A good friend of mine, who spent many years as a Jesuit priest before leaving his vocation to marry and raise a family, asked my opinion about the unfolding drama. I told him my own view counts for little. Since I’m not a Catholic, whatever I think or say can be dismissed and discounted as the prejudices of an outsider. I told my friend that ultimately, it would be up to officials in the Church to clean up their own house and make restitution for wrongs committed.

He suggested that thousands of conscientious priests resigning, in mass protest, might be the kind of jolt needed to get the higher-ups quit their stonewalling and come to terms with this problem of their own making. Perhaps. But unfortunately, that doesn’t seem likely to happen anytime soon. Instead, blame it on the queers.

Tuesday, April 13, 2010

Festival of Freedom

How do you say “welcome” in Sudanese, Nepali and Russian?  Despite language barriers, the expression of hospitality was unmistakable when refugees from those countries, along with asylum-seekers from Bhutan, Burma and the Congo, gathered for an interfaith Passover Seder last night.

Passover or Pesach, called the “Festival of Freedom” in Jewish tradition, commemorates the Israelites’ liberation from slavery in Egypt.  Yesterday’s celebration, jointly sponsored by Ohavi Zedek Synagogue and Vermont Interfaith Action, brought the old story up-to-date as new arrivals recounted their personal narratives of escaping regimes more brutal than anything imagined in Pharaoh’s time … schools turned into prisons, hiding from soldiers in the jungle, years spent in make-shift bamboo huts in re-location camps before finally making their way to America.

Jews, Catholics, Congregationalists, Episcopalians, Unitarians, Friends, Presbyterians and Evangelicals rubbed shoulders with Buddhists, Muslims, and Hindus, sharing the ritual foods like parsley dipped in salt water---a reminder of tears—and bitter herbs, recalling the bitterness of slavery in “mitzrayim,” a Hebrew term meaning any place of oppression, whether ancient Egypt or more modern hell holes.

The night concluded with prayers for peace from Lao-Tze, St. Francis, and the Buddhist dharma. 

I was grateful to participate in an event that exemplified religion at its best—building bridges rather than barriers among the world’s peoples, and strengthening relationships among those of differing cultures and faiths.

For a planet torn by too much religious, racial and national conflict, last night’s Seder was a bright moment of hope.

Thursday, April 8, 2010

Racism in Rutland?

It’s an ugly picture that conjures up memories of Abner Louima, the Haitian immigrant who was sodomized with a broomstick by Brooklyn police in 1997, creating a national furor.  But this picture is in progressive, pristine Vermont.

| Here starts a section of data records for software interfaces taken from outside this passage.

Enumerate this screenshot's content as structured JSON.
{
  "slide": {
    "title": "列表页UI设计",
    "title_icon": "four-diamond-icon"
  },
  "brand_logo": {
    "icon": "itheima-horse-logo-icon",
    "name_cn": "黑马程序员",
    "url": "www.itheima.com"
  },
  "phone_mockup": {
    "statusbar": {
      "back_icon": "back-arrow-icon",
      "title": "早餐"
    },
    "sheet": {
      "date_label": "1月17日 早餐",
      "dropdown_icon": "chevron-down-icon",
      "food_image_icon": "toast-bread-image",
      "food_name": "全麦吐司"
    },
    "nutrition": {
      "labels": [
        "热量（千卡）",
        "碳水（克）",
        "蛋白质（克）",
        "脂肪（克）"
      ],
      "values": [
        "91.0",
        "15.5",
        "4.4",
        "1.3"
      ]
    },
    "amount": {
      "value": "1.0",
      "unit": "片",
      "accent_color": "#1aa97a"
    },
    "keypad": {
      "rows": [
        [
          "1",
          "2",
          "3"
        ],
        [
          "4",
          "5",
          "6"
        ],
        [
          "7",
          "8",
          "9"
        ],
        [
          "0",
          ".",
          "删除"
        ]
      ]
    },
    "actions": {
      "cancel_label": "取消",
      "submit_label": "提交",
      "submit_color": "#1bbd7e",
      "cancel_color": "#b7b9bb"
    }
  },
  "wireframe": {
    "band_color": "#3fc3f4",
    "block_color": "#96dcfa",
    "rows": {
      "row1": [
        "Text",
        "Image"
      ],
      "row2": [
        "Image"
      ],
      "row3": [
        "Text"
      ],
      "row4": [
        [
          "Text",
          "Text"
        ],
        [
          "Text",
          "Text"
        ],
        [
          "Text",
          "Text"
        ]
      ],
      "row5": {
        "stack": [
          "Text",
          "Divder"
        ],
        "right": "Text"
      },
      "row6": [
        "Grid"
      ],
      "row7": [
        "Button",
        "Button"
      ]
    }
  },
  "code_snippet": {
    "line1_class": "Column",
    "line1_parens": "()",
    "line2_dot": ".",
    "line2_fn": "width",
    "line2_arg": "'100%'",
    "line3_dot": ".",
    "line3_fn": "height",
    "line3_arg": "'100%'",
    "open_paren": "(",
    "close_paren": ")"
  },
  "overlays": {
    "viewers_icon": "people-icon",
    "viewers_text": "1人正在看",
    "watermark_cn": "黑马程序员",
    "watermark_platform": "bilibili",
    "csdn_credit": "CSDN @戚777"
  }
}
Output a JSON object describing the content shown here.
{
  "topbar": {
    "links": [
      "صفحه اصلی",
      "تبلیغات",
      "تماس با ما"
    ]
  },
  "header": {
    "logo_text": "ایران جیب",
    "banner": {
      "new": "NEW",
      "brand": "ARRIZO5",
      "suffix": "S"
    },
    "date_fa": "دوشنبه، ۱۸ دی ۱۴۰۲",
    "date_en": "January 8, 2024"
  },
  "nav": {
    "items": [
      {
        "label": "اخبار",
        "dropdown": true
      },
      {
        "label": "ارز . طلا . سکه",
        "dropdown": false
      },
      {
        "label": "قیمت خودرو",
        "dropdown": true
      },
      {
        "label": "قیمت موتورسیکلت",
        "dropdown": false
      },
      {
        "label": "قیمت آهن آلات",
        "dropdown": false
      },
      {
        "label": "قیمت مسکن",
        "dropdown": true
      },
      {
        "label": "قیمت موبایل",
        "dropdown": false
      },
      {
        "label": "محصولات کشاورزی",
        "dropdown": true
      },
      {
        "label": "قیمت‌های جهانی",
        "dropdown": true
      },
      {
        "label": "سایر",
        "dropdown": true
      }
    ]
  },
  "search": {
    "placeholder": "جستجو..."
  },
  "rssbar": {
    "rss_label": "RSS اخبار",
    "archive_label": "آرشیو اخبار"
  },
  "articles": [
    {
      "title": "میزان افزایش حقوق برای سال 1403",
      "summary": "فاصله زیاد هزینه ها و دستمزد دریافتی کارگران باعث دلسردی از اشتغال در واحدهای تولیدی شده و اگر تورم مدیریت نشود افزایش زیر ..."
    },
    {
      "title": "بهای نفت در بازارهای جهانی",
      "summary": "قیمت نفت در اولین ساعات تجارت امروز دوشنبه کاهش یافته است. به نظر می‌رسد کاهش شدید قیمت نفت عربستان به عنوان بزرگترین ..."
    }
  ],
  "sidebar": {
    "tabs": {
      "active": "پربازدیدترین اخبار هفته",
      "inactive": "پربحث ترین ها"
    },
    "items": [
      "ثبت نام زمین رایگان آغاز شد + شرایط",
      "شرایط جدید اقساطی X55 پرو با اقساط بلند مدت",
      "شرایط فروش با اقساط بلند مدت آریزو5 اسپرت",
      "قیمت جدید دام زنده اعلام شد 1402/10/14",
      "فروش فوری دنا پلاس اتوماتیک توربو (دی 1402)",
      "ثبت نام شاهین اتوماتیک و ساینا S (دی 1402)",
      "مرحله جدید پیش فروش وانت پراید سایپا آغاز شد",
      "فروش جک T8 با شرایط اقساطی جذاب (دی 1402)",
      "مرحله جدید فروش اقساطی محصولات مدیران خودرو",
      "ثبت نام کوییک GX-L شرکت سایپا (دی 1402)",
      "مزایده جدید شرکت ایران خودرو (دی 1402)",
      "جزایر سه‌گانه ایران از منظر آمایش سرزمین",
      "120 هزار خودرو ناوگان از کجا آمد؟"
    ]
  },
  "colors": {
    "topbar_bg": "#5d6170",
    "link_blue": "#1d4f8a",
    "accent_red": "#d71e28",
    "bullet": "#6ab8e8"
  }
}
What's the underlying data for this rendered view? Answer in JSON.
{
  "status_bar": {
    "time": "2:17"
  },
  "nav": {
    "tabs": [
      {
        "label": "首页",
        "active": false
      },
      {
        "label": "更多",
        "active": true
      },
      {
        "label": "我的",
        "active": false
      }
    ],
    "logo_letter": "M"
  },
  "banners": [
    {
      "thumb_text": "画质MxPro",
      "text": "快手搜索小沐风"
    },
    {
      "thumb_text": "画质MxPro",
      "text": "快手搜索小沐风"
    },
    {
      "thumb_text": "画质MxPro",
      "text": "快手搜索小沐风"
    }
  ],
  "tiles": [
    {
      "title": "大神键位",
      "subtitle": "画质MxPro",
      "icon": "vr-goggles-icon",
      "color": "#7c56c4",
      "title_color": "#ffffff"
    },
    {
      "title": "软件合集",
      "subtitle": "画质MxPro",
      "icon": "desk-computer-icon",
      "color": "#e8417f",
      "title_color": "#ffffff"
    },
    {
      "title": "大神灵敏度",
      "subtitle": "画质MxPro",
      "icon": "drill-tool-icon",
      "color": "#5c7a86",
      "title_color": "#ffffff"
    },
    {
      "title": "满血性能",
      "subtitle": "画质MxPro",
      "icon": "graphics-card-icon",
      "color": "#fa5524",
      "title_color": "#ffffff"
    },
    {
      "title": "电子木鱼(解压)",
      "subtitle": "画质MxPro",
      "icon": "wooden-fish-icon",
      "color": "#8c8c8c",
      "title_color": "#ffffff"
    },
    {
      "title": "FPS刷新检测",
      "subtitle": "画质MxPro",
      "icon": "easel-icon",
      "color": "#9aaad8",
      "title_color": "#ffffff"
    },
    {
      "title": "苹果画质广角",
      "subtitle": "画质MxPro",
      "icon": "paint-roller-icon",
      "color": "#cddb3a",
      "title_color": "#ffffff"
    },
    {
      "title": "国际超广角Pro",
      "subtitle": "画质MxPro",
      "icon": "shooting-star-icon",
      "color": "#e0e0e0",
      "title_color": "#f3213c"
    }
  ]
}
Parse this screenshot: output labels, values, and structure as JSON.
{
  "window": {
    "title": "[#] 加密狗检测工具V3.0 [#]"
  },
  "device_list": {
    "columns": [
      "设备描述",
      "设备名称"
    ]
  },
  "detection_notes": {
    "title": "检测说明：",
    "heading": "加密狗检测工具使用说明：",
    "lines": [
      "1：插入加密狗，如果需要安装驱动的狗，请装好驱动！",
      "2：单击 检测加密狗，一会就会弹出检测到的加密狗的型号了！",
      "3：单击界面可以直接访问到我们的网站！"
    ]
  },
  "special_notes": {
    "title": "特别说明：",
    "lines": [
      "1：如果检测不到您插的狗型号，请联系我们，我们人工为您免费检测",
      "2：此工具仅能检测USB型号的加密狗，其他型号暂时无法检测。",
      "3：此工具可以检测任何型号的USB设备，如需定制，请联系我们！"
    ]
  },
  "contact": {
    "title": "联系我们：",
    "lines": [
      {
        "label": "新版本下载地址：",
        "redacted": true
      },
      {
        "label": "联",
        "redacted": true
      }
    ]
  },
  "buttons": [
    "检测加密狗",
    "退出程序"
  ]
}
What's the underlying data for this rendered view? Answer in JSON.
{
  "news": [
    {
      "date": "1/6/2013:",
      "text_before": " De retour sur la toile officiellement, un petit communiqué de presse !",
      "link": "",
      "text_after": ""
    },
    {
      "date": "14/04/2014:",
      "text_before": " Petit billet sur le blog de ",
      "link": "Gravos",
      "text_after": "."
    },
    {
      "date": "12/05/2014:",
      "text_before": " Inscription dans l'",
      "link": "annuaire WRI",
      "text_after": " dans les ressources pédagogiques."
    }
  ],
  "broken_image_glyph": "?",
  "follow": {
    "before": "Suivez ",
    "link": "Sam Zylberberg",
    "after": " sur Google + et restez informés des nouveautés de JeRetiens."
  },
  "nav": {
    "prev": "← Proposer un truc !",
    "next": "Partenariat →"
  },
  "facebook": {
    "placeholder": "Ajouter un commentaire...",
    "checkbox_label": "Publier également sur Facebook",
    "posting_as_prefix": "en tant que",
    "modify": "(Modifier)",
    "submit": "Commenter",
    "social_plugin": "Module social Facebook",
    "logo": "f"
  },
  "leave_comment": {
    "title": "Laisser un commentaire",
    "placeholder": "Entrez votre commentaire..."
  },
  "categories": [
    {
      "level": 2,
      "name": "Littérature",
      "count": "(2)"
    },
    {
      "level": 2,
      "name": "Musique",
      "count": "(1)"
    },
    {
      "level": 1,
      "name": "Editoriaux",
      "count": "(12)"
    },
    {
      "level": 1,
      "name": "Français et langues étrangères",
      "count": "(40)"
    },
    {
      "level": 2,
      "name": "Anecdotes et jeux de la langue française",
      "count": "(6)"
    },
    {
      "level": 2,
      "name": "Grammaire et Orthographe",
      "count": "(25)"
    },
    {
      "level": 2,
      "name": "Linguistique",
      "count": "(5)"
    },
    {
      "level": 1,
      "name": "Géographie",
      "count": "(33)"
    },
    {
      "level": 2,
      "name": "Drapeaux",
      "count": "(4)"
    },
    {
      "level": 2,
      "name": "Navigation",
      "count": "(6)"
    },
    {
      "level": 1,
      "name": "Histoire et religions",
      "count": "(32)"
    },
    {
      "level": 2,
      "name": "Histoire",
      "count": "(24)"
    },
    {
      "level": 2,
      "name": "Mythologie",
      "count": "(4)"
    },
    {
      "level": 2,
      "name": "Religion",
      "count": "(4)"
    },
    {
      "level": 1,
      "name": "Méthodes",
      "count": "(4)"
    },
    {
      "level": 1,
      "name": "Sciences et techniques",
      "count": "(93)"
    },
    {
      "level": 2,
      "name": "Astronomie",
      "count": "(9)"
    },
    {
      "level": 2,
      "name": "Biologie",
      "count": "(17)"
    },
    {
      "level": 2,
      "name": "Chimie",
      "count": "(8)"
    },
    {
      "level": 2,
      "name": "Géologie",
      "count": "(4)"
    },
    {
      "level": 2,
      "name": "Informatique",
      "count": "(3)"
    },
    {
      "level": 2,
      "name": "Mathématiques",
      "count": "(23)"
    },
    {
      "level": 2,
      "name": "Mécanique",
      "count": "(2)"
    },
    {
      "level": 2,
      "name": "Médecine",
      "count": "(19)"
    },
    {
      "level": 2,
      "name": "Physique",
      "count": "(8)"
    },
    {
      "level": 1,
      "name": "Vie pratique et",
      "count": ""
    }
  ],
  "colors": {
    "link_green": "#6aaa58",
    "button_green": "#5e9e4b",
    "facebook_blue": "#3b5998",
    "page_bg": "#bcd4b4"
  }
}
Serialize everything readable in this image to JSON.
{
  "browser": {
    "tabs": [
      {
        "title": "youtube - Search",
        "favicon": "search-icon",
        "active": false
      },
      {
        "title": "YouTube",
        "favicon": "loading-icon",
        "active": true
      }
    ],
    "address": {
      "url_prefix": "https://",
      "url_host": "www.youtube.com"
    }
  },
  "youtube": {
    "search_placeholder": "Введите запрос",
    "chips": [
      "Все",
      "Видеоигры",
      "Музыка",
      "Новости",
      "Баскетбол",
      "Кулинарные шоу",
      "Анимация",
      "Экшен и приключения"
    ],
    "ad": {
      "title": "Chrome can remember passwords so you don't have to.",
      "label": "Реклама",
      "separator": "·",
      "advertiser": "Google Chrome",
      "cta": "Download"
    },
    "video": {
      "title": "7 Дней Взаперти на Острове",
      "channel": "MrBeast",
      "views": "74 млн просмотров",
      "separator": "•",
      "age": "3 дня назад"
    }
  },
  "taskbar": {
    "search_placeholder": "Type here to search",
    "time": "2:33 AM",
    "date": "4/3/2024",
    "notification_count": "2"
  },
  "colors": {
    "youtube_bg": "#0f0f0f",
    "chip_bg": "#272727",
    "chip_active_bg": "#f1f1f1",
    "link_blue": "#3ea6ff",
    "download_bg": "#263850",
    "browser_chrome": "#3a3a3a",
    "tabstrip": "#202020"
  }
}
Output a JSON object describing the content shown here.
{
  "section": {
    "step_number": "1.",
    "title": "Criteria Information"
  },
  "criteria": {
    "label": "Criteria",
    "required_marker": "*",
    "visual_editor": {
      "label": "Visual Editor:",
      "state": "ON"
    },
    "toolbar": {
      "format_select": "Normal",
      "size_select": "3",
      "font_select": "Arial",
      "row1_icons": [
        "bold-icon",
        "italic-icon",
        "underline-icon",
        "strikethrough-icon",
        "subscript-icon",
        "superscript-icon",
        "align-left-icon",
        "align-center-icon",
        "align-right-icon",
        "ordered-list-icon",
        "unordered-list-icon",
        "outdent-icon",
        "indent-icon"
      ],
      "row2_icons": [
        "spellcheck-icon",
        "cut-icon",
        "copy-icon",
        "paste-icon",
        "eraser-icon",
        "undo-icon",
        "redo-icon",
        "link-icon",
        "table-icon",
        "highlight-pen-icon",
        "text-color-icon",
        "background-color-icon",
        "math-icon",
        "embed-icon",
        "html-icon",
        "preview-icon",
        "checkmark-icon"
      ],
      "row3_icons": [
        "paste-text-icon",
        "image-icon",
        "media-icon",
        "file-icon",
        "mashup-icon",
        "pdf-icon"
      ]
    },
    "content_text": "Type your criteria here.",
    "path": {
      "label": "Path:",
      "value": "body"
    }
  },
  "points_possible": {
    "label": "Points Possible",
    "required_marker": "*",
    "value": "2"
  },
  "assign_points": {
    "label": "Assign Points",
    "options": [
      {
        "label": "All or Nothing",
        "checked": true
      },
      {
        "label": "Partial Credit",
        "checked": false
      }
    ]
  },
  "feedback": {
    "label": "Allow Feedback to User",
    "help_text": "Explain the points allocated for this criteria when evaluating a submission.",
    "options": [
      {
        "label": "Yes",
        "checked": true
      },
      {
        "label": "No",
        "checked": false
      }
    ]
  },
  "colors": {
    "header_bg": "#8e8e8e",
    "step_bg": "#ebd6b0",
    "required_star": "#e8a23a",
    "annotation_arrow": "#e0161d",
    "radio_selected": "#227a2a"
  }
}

A video taken New Year’s Day has just been released that shows a Rutland police officer, Michael Nesshoever, repeatedly firing a pepperball launcher at a detainee named Jamek Hart, who is constrained in a holding cell with his feet shackled and hands cuffed behind his back.

The pepperball pistol, which works something like a paintball gun and is ordinarily used for crowd control, fires three pellets at a time.  The video shows the detainee, whose pants have fallen to the floor, being hit repeatedly on the bare skin of his lower legs and buttocks.  At least twenty shots were fired at the helpless man, according to the head of the Rutland Police Commission.  As the pepperballs strike, the victim’s angry rants and protests turn to screams of pain before he falls to the floor.  Police then place a bag over his head–reminiscent of Abu Ghraib.

At least three police officers, all of whom are white (with one sporting a “skinhead” style haircut), were involved in the assault on Hart, who is black.

The director of Vermont’s ACLU, Allen Gilbert, warns against assuming the brutality was racially motivated.  “People usually jump to that conclusion if an incident involves a person in the minority, but it’s not necessarily the case,” the Rutland Herald reports him cautioning.

Maybe or maybe not.  Police have a hard job and have to deal with some unsavory characters.  And perhaps these particular officers abuse all their prisoners, regardless of color.  But when white cops on an all white force gratuitously torment and torture a black man who is bound hand and foot, powerless to resist, it certainly looks like institutionalized racism to me.